For a passive FTP capable server, you need to open port 21 (not 20, used for active FTP) and a port range e.g.
pass in on hme0 proto tcp from any to any port = 21 keep state pass in on hme0 proto tcp from any to any port 49999 >< 51000 keep state
this means port 50000 to 50999 can be used by the FTP daemons behind the NAT.
tcp/udp 137 #netbios-ns tcp/udp 138 #netbios-dgm tcp/udp 139 #netbios-ssn #tcp/udp 81 # hosts2 name server
pass in quick proto udp from any to any port = ike pass in quick proto udp from any to any port = 4500 pass in proto esp from any to any
pass in quick proto udp from any to port = route pass in quick proto icmp from any to any icmp-type 9 # routeradvert pass in quick proto igmp from any to any

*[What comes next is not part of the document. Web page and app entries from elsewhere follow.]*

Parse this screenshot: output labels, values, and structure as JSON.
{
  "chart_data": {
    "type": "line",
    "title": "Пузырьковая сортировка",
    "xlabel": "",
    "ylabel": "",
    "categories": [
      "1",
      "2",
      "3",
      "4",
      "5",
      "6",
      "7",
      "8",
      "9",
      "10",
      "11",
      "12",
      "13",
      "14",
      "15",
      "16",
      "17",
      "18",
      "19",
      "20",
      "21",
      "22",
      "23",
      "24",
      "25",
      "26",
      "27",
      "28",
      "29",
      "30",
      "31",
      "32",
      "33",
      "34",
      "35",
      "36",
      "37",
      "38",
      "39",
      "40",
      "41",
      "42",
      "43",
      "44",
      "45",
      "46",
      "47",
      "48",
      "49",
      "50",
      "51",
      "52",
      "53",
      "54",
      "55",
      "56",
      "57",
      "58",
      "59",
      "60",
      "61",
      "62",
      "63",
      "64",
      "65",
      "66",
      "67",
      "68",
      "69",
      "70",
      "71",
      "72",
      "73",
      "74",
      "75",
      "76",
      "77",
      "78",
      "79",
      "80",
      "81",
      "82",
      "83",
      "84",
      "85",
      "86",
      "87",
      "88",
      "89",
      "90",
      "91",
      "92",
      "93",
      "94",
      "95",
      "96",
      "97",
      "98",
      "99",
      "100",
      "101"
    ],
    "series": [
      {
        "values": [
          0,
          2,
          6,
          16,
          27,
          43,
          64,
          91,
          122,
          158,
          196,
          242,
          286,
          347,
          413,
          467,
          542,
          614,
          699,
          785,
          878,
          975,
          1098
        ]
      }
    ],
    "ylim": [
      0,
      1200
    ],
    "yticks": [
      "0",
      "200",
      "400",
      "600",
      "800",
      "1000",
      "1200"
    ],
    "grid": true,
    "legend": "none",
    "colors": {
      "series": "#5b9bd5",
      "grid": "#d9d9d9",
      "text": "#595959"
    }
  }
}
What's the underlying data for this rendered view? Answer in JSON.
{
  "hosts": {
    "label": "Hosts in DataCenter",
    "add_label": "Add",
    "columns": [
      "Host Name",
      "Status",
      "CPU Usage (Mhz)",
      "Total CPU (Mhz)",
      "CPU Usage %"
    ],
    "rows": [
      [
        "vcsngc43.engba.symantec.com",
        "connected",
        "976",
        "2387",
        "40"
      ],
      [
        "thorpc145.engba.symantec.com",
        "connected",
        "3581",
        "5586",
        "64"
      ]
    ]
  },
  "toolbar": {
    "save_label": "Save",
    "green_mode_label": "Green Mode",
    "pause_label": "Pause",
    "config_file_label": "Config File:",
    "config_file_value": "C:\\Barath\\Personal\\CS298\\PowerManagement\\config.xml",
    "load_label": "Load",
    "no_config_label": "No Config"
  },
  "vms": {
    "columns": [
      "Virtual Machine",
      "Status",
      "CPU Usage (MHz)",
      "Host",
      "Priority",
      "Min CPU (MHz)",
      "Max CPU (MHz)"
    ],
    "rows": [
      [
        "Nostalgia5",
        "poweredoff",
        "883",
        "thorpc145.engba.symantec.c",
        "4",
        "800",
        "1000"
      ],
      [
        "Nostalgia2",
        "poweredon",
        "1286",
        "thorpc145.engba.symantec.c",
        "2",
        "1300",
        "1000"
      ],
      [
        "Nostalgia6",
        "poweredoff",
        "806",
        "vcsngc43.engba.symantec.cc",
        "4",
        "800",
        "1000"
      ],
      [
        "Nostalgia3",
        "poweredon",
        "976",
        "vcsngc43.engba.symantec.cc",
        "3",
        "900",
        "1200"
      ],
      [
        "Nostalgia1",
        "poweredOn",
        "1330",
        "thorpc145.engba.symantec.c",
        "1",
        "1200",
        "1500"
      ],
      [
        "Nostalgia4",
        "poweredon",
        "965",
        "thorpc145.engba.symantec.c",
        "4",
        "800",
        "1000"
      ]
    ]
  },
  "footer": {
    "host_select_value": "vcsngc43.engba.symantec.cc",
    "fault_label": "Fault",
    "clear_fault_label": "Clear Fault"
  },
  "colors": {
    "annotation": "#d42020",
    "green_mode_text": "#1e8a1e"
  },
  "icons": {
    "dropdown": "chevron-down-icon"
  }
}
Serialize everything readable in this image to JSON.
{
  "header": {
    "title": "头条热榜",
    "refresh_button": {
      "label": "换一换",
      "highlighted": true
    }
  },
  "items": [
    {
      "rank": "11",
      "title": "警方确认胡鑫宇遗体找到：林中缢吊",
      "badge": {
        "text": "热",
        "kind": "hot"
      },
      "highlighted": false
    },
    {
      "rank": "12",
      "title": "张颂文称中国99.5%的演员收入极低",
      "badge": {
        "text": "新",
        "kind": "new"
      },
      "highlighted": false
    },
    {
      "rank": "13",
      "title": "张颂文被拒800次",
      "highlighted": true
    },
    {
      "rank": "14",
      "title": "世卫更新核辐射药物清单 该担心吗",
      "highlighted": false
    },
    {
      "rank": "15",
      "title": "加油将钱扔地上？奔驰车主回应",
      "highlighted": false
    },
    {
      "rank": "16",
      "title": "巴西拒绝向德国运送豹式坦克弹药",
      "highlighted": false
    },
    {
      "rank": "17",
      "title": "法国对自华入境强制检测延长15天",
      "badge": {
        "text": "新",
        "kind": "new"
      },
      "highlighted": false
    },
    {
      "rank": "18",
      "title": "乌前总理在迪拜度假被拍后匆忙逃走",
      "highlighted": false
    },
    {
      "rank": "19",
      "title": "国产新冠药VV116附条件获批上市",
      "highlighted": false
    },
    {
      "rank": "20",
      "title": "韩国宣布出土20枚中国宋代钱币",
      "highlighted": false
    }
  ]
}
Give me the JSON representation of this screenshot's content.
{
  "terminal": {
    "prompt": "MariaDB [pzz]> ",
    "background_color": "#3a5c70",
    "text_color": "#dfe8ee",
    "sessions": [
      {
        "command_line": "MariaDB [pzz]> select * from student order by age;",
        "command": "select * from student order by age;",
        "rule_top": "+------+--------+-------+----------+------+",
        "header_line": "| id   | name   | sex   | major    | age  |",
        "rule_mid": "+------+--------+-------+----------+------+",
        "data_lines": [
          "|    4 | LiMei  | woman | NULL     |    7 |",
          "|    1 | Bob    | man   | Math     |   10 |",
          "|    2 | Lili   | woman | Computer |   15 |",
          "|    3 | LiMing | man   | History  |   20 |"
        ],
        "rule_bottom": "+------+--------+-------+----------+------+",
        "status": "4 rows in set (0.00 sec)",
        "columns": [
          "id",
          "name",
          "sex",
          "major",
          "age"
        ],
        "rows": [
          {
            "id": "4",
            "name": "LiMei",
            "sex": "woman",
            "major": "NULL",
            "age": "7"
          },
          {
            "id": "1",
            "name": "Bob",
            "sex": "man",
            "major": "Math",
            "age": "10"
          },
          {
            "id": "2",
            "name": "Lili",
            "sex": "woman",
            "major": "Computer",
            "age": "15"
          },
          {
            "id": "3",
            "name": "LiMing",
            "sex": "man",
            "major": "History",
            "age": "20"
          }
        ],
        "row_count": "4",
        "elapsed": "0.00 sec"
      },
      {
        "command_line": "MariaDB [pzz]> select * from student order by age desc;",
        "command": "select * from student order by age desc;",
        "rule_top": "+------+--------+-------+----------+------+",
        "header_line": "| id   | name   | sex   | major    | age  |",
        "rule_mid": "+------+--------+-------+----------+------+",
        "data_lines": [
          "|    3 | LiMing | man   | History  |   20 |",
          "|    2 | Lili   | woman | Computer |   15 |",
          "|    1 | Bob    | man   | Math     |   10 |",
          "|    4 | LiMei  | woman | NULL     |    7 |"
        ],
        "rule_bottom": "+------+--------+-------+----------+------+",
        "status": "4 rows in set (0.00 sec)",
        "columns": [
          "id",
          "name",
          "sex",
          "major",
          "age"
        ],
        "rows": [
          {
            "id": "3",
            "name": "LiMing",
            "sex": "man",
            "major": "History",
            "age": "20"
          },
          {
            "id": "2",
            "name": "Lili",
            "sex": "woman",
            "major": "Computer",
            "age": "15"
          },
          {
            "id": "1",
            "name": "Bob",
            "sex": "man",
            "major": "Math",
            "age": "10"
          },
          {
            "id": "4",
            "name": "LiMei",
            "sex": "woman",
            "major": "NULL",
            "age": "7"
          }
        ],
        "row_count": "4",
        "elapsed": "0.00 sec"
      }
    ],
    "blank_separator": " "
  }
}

IP Filter FAQ https://www.phildev.net/ipf/ https://www.phildev.net/ipf/long.html https://www.phildev.net/ipf/IPFques.html
A simple NAT (“IP Masquerading”) setup https://www.netbsd.org/docs/network/#simplenat
31.5. IPFILTER (IPF) https://docs.freebsd.org/en_US.ISO8859-1/books/handbook/firewalls-ipf.html
ipf, ipf.conf - IPFilter firewall rules file format https://www.freebsd.org/cgi/man.cgi?query=ipf
ipf, ipf.conf– IP packet filter rule syntax https://docs.oracle.com/cd/E19253-01/816-5174/6mbb98ufa/index.html
Creating and Editing IP Filter Configuration Files https://docs.oracle.com/cd/E23824_01/html/821-1453/ipfilter-admin-2.html
HP-UX IPFilter Version A.03.05.13 Administrator’s Guide http://docshare01.docshare.tips/files/24972/249724030.pdf
ipfilter hpux11.11 https://www.unix.com/hp-ux/60466-ipfilter-hpux11-11-a.html https://www.unix.com/302186070-post3.html
HP-UX IPFilter V18.0 Administrator GuideHP-UX 11i v3 https://support.hpe.com/hpesc/public/docDisplay?docId=c02752836